(Art by Ben Wooten)
Sometimes I feel like my big blind is under attack from a fire breathing dragon…
How many times have you looked down in the big blind at yet another weak hand? You just wanted to get some good hands and try to win a big pot.
Now you are in the big blind with [97s]. “Can I just fold this hand and move onto the next one?”. Well you could, but you should learn these seven reasons to defend your big blind.. and then reconsider folding.
Note: Want to learn which hands the pros play preflop? Get our 8 easy to read preflop charts.
Reason #1: You close the action preflop.
While you will often be out of position postflop, you are actually in position preflop. You are the last player to act and get to see what everyone has done.
It is impossible for your call to be squeezed because you will be closing the preflop action. Not being able to be reraised preflop makes calling stronger, so you can feel comfortable to do more of it here.
Reason #2: You have a full big blind already invested.
If a player in middle position raises to 3 times the big blind and you call on the button you need 40% equity to do so.
If you instead are in the big blind you only need 31% equity, almost 25% less than had you been on the button!
Position is important, but pot odds are too. Calling wide from the big blind makes mathematical sense.
Reason #3: You discourage players from raising hands into you.
By playing loose in the big blind, especially live, you can often times discourage people from raising hands that would otherwise be profitable!
Players sometimes take the whole, raising my big blind, defending my big blind, stuff very personally. It’s just a game guys, relax!
The psychology element of the game is real, it is important to use it to your advantage when and however you can.
Reason #4: Playing the big blind helps you develop your poker ability.
We all know what to do when we have pocket aces, raise and hope that players behind us look to reraise.
By playing more hands such at [T9o], [75s], and [A2o], we develop our ability to learn how to play many more hands on later streets.
These will sometimes put you into some difficult situations, but that’s is a critical element in learning the game of poker.
Reason #5: You are in position on the player in the small blind.
The poker wisdom of playing tight out of position has been around for ages. We simply do not agree with this statement.

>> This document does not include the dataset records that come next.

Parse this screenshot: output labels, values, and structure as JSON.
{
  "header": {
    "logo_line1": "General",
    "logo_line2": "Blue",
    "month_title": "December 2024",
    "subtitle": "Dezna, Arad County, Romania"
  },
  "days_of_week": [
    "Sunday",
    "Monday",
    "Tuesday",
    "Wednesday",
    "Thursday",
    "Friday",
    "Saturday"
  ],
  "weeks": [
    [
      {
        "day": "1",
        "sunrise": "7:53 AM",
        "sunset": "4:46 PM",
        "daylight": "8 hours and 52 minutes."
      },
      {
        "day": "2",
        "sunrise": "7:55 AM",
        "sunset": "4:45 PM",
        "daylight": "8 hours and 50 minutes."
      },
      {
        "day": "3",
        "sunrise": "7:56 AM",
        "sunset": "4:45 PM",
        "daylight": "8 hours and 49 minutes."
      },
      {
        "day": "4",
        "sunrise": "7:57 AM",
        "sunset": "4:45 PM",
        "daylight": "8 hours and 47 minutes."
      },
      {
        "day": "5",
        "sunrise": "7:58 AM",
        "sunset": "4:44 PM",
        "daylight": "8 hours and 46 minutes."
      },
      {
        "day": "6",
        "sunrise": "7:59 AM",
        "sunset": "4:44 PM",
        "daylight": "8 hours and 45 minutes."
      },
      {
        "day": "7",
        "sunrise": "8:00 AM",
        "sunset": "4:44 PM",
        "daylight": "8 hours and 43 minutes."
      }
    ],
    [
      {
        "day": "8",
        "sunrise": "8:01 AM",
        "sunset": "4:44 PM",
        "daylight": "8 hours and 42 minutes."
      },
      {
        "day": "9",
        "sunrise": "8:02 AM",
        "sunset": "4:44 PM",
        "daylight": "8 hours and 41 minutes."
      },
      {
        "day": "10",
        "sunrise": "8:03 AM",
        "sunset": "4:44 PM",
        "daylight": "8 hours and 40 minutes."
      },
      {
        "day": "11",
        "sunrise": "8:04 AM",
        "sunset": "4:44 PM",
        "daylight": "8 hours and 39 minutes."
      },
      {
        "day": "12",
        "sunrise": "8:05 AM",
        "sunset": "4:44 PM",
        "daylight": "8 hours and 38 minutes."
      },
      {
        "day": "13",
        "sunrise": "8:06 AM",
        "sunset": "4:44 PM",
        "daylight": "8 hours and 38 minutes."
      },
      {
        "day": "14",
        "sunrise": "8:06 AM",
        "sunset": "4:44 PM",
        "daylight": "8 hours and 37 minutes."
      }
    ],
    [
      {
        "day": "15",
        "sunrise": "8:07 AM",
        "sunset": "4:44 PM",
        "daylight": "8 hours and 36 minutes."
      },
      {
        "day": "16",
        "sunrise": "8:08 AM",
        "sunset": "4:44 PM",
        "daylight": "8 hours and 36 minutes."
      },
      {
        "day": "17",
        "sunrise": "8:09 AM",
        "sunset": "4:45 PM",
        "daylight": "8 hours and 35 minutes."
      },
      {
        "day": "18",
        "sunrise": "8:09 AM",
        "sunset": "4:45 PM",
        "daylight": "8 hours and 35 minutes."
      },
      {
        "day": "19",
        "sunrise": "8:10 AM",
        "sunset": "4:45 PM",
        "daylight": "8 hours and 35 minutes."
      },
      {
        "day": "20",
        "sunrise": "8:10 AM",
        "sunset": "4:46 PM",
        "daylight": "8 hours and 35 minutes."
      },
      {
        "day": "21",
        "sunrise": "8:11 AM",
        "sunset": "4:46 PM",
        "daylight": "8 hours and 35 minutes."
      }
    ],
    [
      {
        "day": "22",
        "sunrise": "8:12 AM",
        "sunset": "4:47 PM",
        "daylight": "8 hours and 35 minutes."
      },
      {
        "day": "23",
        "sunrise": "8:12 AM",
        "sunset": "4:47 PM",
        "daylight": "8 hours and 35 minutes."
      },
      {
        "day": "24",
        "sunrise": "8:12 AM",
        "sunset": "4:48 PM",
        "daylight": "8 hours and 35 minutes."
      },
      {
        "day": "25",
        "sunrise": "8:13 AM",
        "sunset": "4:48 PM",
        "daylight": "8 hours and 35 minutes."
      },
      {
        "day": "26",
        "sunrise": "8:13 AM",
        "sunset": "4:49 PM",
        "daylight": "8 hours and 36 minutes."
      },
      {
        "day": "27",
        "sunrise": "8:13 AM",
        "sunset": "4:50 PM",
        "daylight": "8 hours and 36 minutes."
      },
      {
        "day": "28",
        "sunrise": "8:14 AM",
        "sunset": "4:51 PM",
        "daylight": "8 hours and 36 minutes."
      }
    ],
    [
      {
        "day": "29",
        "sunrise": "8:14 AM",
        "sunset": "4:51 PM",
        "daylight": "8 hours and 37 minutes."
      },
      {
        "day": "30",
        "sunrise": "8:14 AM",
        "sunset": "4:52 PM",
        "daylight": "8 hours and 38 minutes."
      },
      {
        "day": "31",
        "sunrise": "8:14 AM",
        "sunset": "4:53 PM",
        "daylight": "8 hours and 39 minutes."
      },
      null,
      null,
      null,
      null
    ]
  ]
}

But even if you think we are wrong, you aren’t always out of position anyway. There are many scenarios where the small blind has elected to play his hand.
This can make you middle of the pack in the battle for good position, and in some scenarios even the last person to act!
Reason #6: Loose big blind play can induce actions from other positions.
Quite often I hear a player complain about how loose of a call a player decided to make in the big blind. Then they follow it up with a completely unrelated assessment of a different position.
“So it’s the same guy that made that call preflop in the big blind with that one hand, so he can’t have it here he plays too many hands”.
Let people make bad judgements about your play, while you reap the rewards of this misinformation.
Reason #7: You can win big pots with very disguised holdings.
In most poker spots, it’s easy to put people on a range of hands that are always the same. All of the pocket pairs, and then some broadway hands.
Adding in these looser hands makes your range much harder to read. You will be able to make much more money on boards like T86 when you decide to play your 97.
In general you will miss with these types of hands, but when you do hit you can often make an exceptional amount of money.
The Big Blind is the most important position in poker. You will play looser here than any position. It is important to defend your blind properly and reduce the effectiveness of other players raises. The best players in the world know exactly how important it is to have strong big blind play.
Note: Our free preflop guide includes 8 preflop raise charts that show you exactly which hands to play from which position.